seaplane and began their N and J series. In 1914,
Curtiss merged these two designs into the famous
JN-4, better known as the Curtiss Jenny.
The Jenny cruised at sixty miles per hour.
WW-I pilots, like my father, learned flying in the
Jenny. It was still the basic cheap
American airplane long after the War. Its low
airspeed made it ideal for barnstormers at county
fairs. They walked its wings, flew loops, and
parachuted from it.
But Curtiss first revealed his genius in the
motorcycle. His was not the genius of seminal
invention, but genius that shaped seminal
ideas. What did Bell see in Curtiss? He saw pure
mechanical energy, skimming the ground and skimming
the sky. He saw speed and verve.
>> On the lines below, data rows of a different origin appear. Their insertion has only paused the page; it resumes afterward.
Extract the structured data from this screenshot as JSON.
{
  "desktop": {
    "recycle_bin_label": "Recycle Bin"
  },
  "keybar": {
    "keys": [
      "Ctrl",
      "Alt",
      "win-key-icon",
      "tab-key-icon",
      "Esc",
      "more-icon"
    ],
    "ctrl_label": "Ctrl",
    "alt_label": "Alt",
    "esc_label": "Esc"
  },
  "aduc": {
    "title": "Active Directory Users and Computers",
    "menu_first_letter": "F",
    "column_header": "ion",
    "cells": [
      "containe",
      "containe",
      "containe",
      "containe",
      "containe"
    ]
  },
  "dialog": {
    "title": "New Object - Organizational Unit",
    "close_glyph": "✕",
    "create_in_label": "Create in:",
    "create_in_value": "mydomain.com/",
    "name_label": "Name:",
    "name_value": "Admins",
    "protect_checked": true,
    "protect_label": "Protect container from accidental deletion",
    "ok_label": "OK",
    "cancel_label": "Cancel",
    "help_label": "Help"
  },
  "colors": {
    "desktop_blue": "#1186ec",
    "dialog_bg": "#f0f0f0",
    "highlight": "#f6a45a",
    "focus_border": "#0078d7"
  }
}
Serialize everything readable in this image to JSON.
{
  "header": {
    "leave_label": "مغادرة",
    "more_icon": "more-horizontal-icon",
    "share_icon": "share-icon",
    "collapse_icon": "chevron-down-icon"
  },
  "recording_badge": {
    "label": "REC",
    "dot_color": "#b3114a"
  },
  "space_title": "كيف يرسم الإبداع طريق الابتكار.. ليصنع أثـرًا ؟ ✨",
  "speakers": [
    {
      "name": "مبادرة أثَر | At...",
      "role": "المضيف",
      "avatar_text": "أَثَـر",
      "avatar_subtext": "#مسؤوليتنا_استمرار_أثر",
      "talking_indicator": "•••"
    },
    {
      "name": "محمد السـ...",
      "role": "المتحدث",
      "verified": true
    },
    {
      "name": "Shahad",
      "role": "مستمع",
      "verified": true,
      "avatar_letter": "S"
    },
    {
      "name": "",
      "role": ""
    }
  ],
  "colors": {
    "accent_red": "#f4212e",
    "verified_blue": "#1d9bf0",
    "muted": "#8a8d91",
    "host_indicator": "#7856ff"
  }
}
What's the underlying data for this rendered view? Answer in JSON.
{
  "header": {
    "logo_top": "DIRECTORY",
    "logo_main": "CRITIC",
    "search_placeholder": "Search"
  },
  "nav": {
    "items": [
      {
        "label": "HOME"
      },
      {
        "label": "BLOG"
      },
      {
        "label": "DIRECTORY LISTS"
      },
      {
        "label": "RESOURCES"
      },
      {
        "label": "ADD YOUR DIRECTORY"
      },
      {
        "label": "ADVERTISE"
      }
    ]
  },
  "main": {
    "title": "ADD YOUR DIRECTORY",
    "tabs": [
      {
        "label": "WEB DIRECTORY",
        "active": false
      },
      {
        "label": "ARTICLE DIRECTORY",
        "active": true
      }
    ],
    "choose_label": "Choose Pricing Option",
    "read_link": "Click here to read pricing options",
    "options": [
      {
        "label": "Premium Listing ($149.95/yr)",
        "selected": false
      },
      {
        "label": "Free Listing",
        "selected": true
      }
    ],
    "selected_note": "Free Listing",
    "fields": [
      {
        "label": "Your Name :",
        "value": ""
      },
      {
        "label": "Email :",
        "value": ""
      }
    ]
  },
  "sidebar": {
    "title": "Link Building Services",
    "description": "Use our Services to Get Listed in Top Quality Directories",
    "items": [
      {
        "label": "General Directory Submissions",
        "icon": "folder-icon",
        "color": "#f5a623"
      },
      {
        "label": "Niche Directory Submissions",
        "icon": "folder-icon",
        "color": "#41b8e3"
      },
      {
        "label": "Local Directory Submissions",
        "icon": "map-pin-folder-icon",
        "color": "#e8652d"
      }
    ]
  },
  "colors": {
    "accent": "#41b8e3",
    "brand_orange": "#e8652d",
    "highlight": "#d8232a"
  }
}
He saw the driving
force that made our twentieth century.
I'm John Lienhard, at the University of Houston,
where we're interested in the way inventive minds
Gridler, A., Very First Vee. Cycle World,
April 2002, pp. 86-89.
Cameron, K., Creative Power: Glenn Curtiss:
Inventor, Manufacturer, Racer, Pilot. Cycle
World, April 2002, pp. 90-92.
Eltscher. L. R., and Young, E. M.,
Curtiss-Wright: Greatness and Decline. New
York: Twayne Publishers, 1998. (See esp. Chapter
I do not have a good copyright-free image of an
early Curtiss motorcycle; However, many may are shown
on the Internet. I am grateful to Keith
Hollingsworth, UH Mechanical Engineering Department,
for suggesting the topic and for providing the
Gridler and Cameron articles (above.)
Glenn Curtiss taking off in one of his early
A Curtiss Jenny
, Courtesy of the US Air
The Engines of Our Ingenuity is
Copyright © 1988-2002 by John H.